··· Given records

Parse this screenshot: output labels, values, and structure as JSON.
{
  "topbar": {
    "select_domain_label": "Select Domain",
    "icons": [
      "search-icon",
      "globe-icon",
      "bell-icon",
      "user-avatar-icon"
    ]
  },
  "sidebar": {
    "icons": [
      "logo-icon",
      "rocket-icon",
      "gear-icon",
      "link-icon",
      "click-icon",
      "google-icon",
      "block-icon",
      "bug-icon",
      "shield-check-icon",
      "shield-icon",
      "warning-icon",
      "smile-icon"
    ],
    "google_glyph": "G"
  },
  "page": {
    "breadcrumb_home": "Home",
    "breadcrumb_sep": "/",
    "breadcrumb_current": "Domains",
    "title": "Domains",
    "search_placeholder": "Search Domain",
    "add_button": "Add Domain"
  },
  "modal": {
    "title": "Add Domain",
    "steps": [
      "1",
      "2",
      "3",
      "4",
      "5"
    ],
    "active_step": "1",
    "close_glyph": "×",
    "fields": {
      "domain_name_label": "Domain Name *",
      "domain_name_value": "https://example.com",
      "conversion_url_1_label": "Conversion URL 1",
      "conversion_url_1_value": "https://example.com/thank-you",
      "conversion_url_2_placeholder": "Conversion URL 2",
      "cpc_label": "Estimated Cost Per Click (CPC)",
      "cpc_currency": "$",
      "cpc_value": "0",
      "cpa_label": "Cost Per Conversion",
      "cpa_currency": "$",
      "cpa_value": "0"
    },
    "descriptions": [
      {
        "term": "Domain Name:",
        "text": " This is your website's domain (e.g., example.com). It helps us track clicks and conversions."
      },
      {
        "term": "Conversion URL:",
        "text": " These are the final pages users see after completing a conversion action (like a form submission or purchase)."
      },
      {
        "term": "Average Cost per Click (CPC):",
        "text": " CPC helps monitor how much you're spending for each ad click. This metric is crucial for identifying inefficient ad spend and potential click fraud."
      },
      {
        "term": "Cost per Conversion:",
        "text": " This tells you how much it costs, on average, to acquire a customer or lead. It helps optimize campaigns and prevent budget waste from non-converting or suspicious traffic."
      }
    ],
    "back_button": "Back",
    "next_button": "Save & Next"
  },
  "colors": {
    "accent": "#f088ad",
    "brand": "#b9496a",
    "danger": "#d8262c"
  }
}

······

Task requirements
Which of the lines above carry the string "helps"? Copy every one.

Solution
        "text": " This is your website's domain (e.g., example.com). It helps us track clicks and conversions."
        "text": " CPC helps monitor how much you're spending for each ad click. This metric is crucial for identifying inefficient ad spend and potential click fraud."
        "text": " This tells you how much it costs, on average, to acquire a customer or lead. It helps optimize campaigns and prevent budget waste from non-converting or suspicious traffic."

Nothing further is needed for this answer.